In July, he came to the Rolex Tournament of Champions already with three victories and five top-10 finishes. By week’s end, however, he added his second AJGA Invitational title of the year to his resume. Despite constant rain throughout the four-round event, Francis posted a 71-65-72-70–278 tournament total to win by one stroke.
The very next week, he tallied a 68-69–137 total during stroke play qualifying at the U.S. Junior Amateur at Rancho Santa Fe Golf Club in Rancho Santa Fe, Calif., to be seeded No. 2 heading into match play. His march to the finals included a 20-hole marathon during the quarterfinal matches to defeat 2004 U.S. Junior Amateur Champion Sihwan Kim. During the 36-hole final against Richard Lee of Chandler, Ariz., Francis took the lead on the fourth hole and never looked back, defeating Lee 3 and 2. In the 34-hole match, Francis carded nine birdies, an eagle and two bogeys.
In his AJGA career, Francis now owns four AJGA titles – all of them earned in 2006 – and 16 additional top-10 AJGA finishes. He has also played on two Canon Cup West Teams (2004, 2005).
Introduced by the AJGA in 1978, Rolex Junior Players of the Year are annually honored at the Rolex Junior All-America Awards Banquet, which officially ends the AJGA’s season. Past recipients have gone on to become some of the most esteemed players on the PGA and LPGA Tours, including Tiger Woods, Phil Mickelson, Grace Park, Cristie Kerr and Paula Creamer.
None of this would be possible without the support of Rolex Watch, the AJGA’s Premier Partner and supporter of the Association since 1983.
Along with the sponsorship of the Rolex Junior Players of the Year, Rolex Junior All-America Teams and Rolex Junior All-America Awards Banquet, the distinguished timepiece maker also continues to support two of the AJGA’s most competitive major championships: the Rolex Tournament of Champions and Rolex Girls Junior Championship.

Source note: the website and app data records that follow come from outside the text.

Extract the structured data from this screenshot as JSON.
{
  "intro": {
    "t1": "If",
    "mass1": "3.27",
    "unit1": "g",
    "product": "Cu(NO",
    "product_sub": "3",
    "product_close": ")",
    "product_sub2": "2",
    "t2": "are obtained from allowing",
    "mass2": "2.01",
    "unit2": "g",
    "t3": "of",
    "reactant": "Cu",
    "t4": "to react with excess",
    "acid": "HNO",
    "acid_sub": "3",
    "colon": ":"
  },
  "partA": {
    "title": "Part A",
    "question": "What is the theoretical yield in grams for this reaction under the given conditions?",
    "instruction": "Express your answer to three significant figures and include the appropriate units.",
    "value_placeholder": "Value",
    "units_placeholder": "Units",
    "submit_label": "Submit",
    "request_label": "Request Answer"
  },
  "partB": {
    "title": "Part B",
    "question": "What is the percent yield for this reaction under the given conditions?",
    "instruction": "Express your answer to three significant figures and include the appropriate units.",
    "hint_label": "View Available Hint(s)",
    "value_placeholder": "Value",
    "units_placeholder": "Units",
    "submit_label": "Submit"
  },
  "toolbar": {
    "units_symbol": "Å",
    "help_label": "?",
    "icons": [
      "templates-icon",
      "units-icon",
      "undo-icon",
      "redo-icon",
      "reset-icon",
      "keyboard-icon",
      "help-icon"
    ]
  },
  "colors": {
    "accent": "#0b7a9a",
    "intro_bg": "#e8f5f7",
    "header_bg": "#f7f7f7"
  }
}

Rolex is also the Founding Corporate Partner of the Achieving Competitive Excellence Grant. The ACE Grant is designed to give top-flight junior golfers the ability to play a national junior golf schedule despite their financial resources. In 2006, with the help of Rolex and various individual donors, more than 60 junior golfers were able to compete in events they otherwise could not afford.